Saab entered the U.S. market in 1957 with the 93 model and became internationally known for aerodynamic design that gave a nod to its aviation history. The brand gained a reputation for being offbeat, practical and safe. Features and innovations that defined Saab for decades included headlight wipers, self- repairing bumpers and side-impact door beams.
Saab during the last two decades lost much of the quirkiness that had defined the carmaker as GM pushed it to share parts, engines and chassis with Opel and other brands in the group. In 2009, crisis-hit GM put Saab on the block as one of four brands marked for sale or liquidation.
Saab today proposed Guy Lofalk, the Swedish lawyer who oversaw its reorganization under GM two years ago, to handle the restructuring. The administrator can apply for state guarantees to pay workers and Saab expects wages to be paid shortly after court approval, it said.
“A reorganization would be much quicker than a bankruptcy process in ensuring that our members get their state salary guarantee,” said Darko Davidovic, counsel at the IF Metall union, which represents about 1,500 Saab workers. “It also gives Saab another chance.”

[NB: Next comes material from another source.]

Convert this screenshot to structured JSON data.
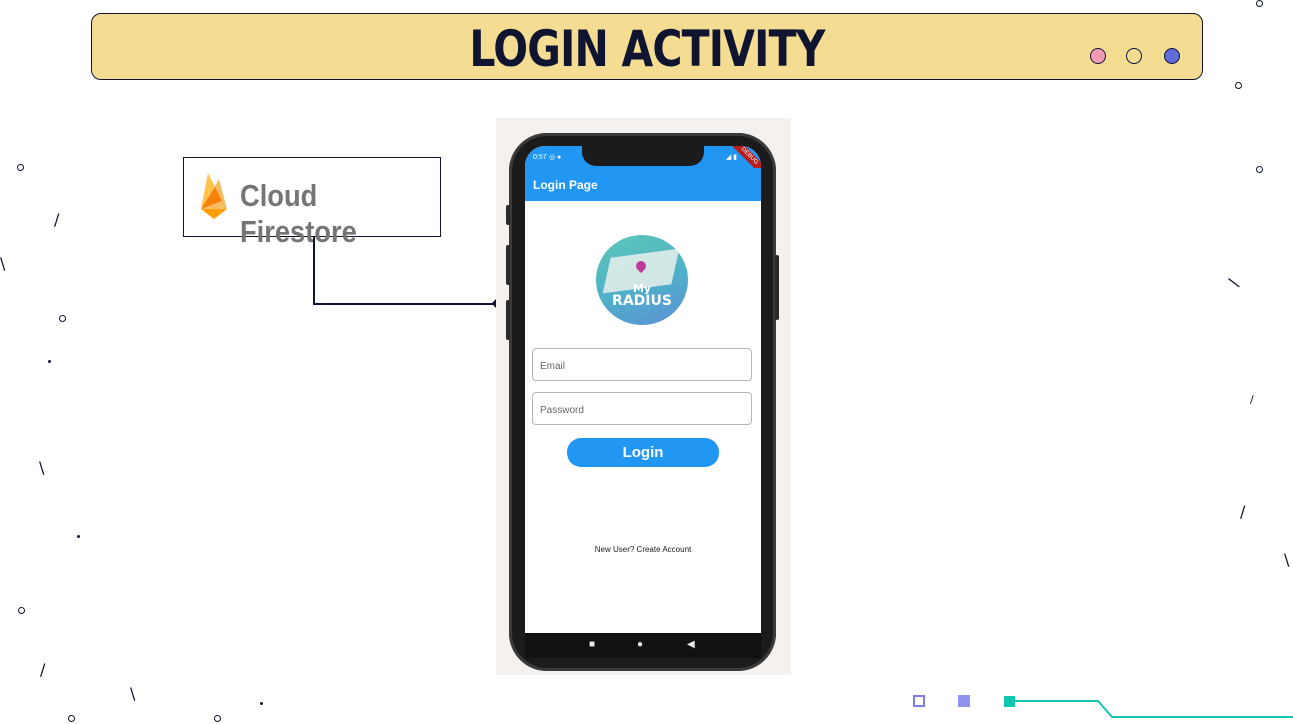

Saab owes suppliers about 150 million euros, Muller said, adding that the carmaker is “pretty” close to securing a bridge loan. The CEO has vowed to pay back 100 percent of the money, Lars Holmqvist, president of Clepa, the European auto supplier group, said at an industry conference in Gothenburg, Sweden.
“I’m still skeptical about Saab’s chances but am actually more optimistic than I was a week ago,” Holmqvist said in an interview.
Saab sales peaked at 133,000 vehicles in 2006 and have been on a downward trajectory since then. Last year it sold 31,696 cars, below an original target of between 50,000 and 60,000.
“We have done everything we can, given that we have to safeguard taxpayers’ money and not risk it in very insecure businesses,” Swedish Finance Minister Anders Borg told reporters in Stockholm.
Financing to exit reorganization would be provided by agreements with Pang Da Automobile Trade Co. and Zhejiang Youngman Lotus Automobile Co. if they receive approval, the carmaker said.
Swedish Automobile agreed in June to sell a 29.9 percent stake to Zhejiang Youngman for 136 million euros. Pang Da, China’s biggest dealer by market value, offered to pay 109 million euros for a 24 percent stake. Regulators and GM must still approve the deals.
“ We don’t want to see them go bankrupt,” Huang Zhiqiang, head of Zhejiang Youngman’s sales unit, said in an e-mail. “If they do so, they’ll suffer major losses to their assets, especially to their brands.”
Ally Financial Inc., Saab’s financing partner in the U.S. and Europe, said it would continue to provide loans to Saab dealers and consumers during the reorganization process, the company said today.
“We still have some hopes, but when they can’t pay salaries you know it’s near the end,” said Maria Salo, who runs a cleaning firm in Trollhaettan and whose husband works at Saab doing equipment maintenance. “I’m just glad we both don’t work there.”